GIVEN DATA.
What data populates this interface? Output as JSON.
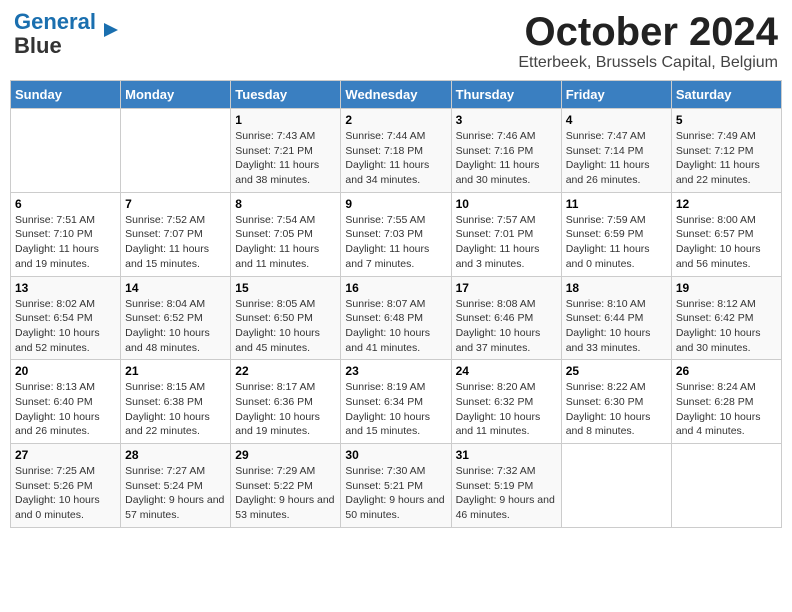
{
  "header": {
    "logo_line1": "General",
    "logo_line2": "Blue",
    "title": "October 2024",
    "subtitle": "Etterbeek, Brussels Capital, Belgium"
  },
  "days_of_week": [
    "Sunday",
    "Monday",
    "Tuesday",
    "Wednesday",
    "Thursday",
    "Friday",
    "Saturday"
  ],
  "weeks": [
    [
      {
        "day": "",
        "info": ""
      },
      {
        "day": "",
        "info": ""
      },
      {
        "day": "1",
        "info": "Sunrise: 7:43 AM\nSunset: 7:21 PM\nDaylight: 11 hours and 38 minutes."
      },
      {
        "day": "2",
        "info": "Sunrise: 7:44 AM\nSunset: 7:18 PM\nDaylight: 11 hours and 34 minutes."
      },
      {
        "day": "3",
        "info": "Sunrise: 7:46 AM\nSunset: 7:16 PM\nDaylight: 11 hours and 30 minutes."
      },
      {
        "day": "4",
        "info": "Sunrise: 7:47 AM\nSunset: 7:14 PM\nDaylight: 11 hours and 26 minutes."
      },
      {
        "day": "5",
        "info": "Sunrise: 7:49 AM\nSunset: 7:12 PM\nDaylight: 11 hours and 22 minutes."
      }
    ],
    [
      {
        "day": "6",
        "info": "Sunrise: 7:51 AM\nSunset: 7:10 PM\nDaylight: 11 hours and 19 minutes."
      },
      {
        "day": "7",
        "info": "Sunrise: 7:52 AM\nSunset: 7:07 PM\nDaylight: 11 hours and 15 minutes."
      },
      {
        "day": "8",
        "info": "Sunrise: 7:54 AM\nSunset: 7:05 PM\nDaylight: 11 hours and 11 minutes."
      },
      {
        "day": "9",
        "info": "Sunrise: 7:55 AM\nSunset: 7:03 PM\nDaylight: 11 hours and 7 minutes."
      },
      {
        "day": "10",
        "info": "Sunrise: 7:57 AM\nSunset: 7:01 PM\nDaylight: 11 hours and 3 minutes."
      },
      {
        "day": "11",
        "info": "Sunrise: 7:59 AM\nSunset: 6:59 PM\nDaylight: 11 hours and 0 minutes."
      },
      {
        "day": "12",
        "info": "Sunrise: 8:00 AM\nSunset: 6:57 PM\nDaylight: 10 hours and 56 minutes."
      }
    ],
    [
      {
        "day": "13",
        "info": "Sunrise: 8:02 AM\nSunset: 6:54 PM\nDaylight: 10 hours and 52 minutes."
      },
      {
        "day": "14",
        "info": "Sunrise: 8:04 AM\nSunset: 6:52 PM\nDaylight: 10 hours and 48 minutes."
      },
      {
        "day": "15",
        "info": "Sunrise: 8:05 AM\nSunset: 6:50 PM\nDaylight: 10 hours and 45 minutes."
      },
      {
        "day": "16",
        "info": "Sunrise: 8:07 AM\nSunset: 6:48 PM\nDaylight: 10 hours and 41 minutes."
      },
      {
        "day": "17",
        "info": "Sunrise: 8:08 AM\nSunset: 6:46 PM\nDaylight: 10 hours and 37 minutes."
      },
      {
        "day": "18",
        "info": "Sunrise: 8:10 AM\nSunset: 6:44 PM\nDaylight: 10 hours and 33 minutes."
      },
      {
        "day": "19",
        "info": "Sunrise: 8:12 AM\nSunset: 6:42 PM\nDaylight: 10 hours and 30 minutes."
      }
    ],
    [
      {
        "day": "20",
        "info": "Sunrise: 8:13 AM\nSunset: 6:40 PM\nDaylight: 10 hours and 26 minutes."
      },
      {
        "day": "21",
        "info": "Sunrise: 8:15 AM\nSunset: 6:38 PM\nDaylight: 10 hours and 22 minutes."
      },
      {
        "day": "22",
        "info": "Sunrise: 8:17 AM\nSunset: 6:36 PM\nDaylight: 10 hours and 19 minutes."
      },
      {
        "day": "23",
        "info": "Sunrise: 8:19 AM\nSunset: 6:34 PM\nDaylight: 10 hours and 15 minutes."
      },
      {
        "day": "24",
        "info": "Sunrise: 8:20 AM\nSunset: 6:32 PM\nDaylight: 10 hours and 11 minutes."
      },
      {
        "day": "25",
        "info": "Sunrise: 8:22 AM\nSunset: 6:30 PM\nDaylight: 10 hours and 8 minutes."
      },
      {
        "day": "26",
        "info": "Sunrise: 8:24 AM\nSunset: 6:28 PM\nDaylight: 10 hours and 4 minutes."
      }
    ],
    [
      {
        "day": "27",
        "info": "Sunrise: 7:25 AM\nSunset: 5:26 PM\nDaylight: 10 hours and 0 minutes."
      },
      {
        "day": "28",
        "info": "Sunrise: 7:27 AM\nSunset: 5:24 PM\nDaylight: 9 hours and 57 minutes."
      },
      {
        "day": "29",
        "info": "Sunrise: 7:29 AM\nSunset: 5:22 PM\nDaylight: 9 hours and 53 minutes."
      },
      {
        "day": "30",
        "info": "Sunrise: 7:30 AM\nSunset: 5:21 PM\nDaylight: 9 hours and 50 minutes."
      },
      {
        "day": "31",
        "info": "Sunrise: 7:32 AM\nSunset: 5:19 PM\nDaylight: 9 hours and 46 minutes."
      },
      {
        "day": "",
        "info": ""
      },
      {
        "day": "",
        "info": ""
      }
    ]
  ]
}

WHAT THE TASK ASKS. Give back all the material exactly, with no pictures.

RESPONSE TO THIS EXERCISE.
What data populates this interface? Output as JSON.
{
  "header": {
    "logo_line1": "General",
    "logo_line2": "Blue",
    "title": "October 2024",
    "subtitle": "Etterbeek, Brussels Capital, Belgium"
  },
  "days_of_week": [
    "Sunday",
    "Monday",
    "Tuesday",
    "Wednesday",
    "Thursday",
    "Friday",
    "Saturday"
  ],
  "weeks": [
    [
      {
        "day": "",
        "info": ""
      },
      {
        "day": "",
        "info": ""
      },
      {
        "day": "1",
        "info": "Sunrise: 7:43 AM\nSunset: 7:21 PM\nDaylight: 11 hours and 38 minutes."
      },
      {
        "day": "2",
        "info": "Sunrise: 7:44 AM\nSunset: 7:18 PM\nDaylight: 11 hours and 34 minutes."
      },
      {
        "day": "3",
        "info": "Sunrise: 7:46 AM\nSunset: 7:16 PM\nDaylight: 11 hours and 30 minutes."
      },
      {
        "day": "4",
        "info": "Sunrise: 7:47 AM\nSunset: 7:14 PM\nDaylight: 11 hours and 26 minutes."
      },
      {
        "day": "5",
        "info": "Sunrise: 7:49 AM\nSunset: 7:12 PM\nDaylight: 11 hours and 22 minutes."
      }
    ],
    [
      {
        "day": "6",
        "info": "Sunrise: 7:51 AM\nSunset: 7:10 PM\nDaylight: 11 hours and 19 minutes."
      },
      {
        "day": "7",
        "info": "Sunrise: 7:52 AM\nSunset: 7:07 PM\nDaylight: 11 hours and 15 minutes."
      },
      {
        "day": "8",
        "info": "Sunrise: 7:54 AM\nSunset: 7:05 PM\nDaylight: 11 hours and 11 minutes."
      },
      {
        "day": "9",
        "info": "Sunrise: 7:55 AM\nSunset: 7:03 PM\nDaylight: 11 hours and 7 minutes."
      },
      {
        "day": "10",
        "info": "Sunrise: 7:57 AM\nSunset: 7:01 PM\nDaylight: 11 hours and 3 minutes."
      },
      {
        "day": "11",
        "info": "Sunrise: 7:59 AM\nSunset: 6:59 PM\nDaylight: 11 hours and 0 minutes."
      },
      {
        "day": "12",
        "info": "Sunrise: 8:00 AM\nSunset: 6:57 PM\nDaylight: 10 hours and 56 minutes."
      }
    ],
    [
      {
        "day": "13",
        "info": "Sunrise: 8:02 AM\nSunset: 6:54 PM\nDaylight: 10 hours and 52 minutes."
      },
      {
        "day": "14",
        "info": "Sunrise: 8:04 AM\nSunset: 6:52 PM\nDaylight: 10 hours and 48 minutes."
      },
      {
        "day": "15",
        "info": "Sunrise: 8:05 AM\nSunset: 6:50 PM\nDaylight: 10 hours and 45 minutes."
      },
      {
        "day": "16",
        "info": "Sunrise: 8:07 AM\nSunset: 6:48 PM\nDaylight: 10 hours and 41 minutes."
      },
      {
        "day": "17",
        "info": "Sunrise: 8:08 AM\nSunset: 6:46 PM\nDaylight: 10 hours and 37 minutes."
      },
      {
        "day": "18",
        "info": "Sunrise: 8:10 AM\nSunset: 6:44 PM\nDaylight: 10 hours and 33 minutes."
      },
      {
        "day": "19",
        "info": "Sunrise: 8:12 AM\nSunset: 6:42 PM\nDaylight: 10 hours and 30 minutes."
      }
    ],
    [
      {
        "day": "20",
        "info": "Sunrise: 8:13 AM\nSunset: 6:40 PM\nDaylight: 10 hours and 26 minutes."
      },
      {
        "day": "21",
        "info": "Sunrise: 8:15 AM\nSunset: 6:38 PM\nDaylight: 10 hours and 22 minutes."
      },
      {
        "day": "22",
        "info": "Sunrise: 8:17 AM\nSunset: 6:36 PM\nDaylight: 10 hours and 19 minutes."
      },
      {
        "day": "23",
        "info": "Sunrise: 8:19 AM\nSunset: 6:34 PM\nDaylight: 10 hours and 15 minutes."
      },
      {
        "day": "24",
        "info": "Sunrise: 8:20 AM\nSunset: 6:32 PM\nDaylight: 10 hours and 11 minutes."
      },
      {
        "day": "25",
        "info": "Sunrise: 8:22 AM\nSunset: 6:30 PM\nDaylight: 10 hours and 8 minutes."
      },
      {
        "day": "26",
        "info": "Sunrise: 8:24 AM\nSunset: 6:28 PM\nDaylight: 10 hours and 4 minutes."
      }
    ],
    [
      {
        "day": "27",
        "info": "Sunrise: 7:25 AM\nSunset: 5:26 PM\nDaylight: 10 hours and 0 minutes."
      },
      {
        "day": "28",
        "info": "Sunrise: 7:27 AM\nSunset: 5:24 PM\nDaylight: 9 hours and 57 minutes."
      },
      {
        "day": "29",
        "info": "Sunrise: 7:29 AM\nSunset: 5:22 PM\nDaylight: 9 hours and 53 minutes."
      },
      {
        "day": "30",
        "info": "Sunrise: 7:30 AM\nSunset: 5:21 PM\nDaylight: 9 hours and 50 minutes."
      },
      {
        "day": "31",
        "info": "Sunrise: 7:32 AM\nSunset: 5:19 PM\nDaylight: 9 hours and 46 minutes."
      },
      {
        "day": "",
        "info": ""
      },
      {
        "day": "",
        "info": ""
      }
    ]
  ]
}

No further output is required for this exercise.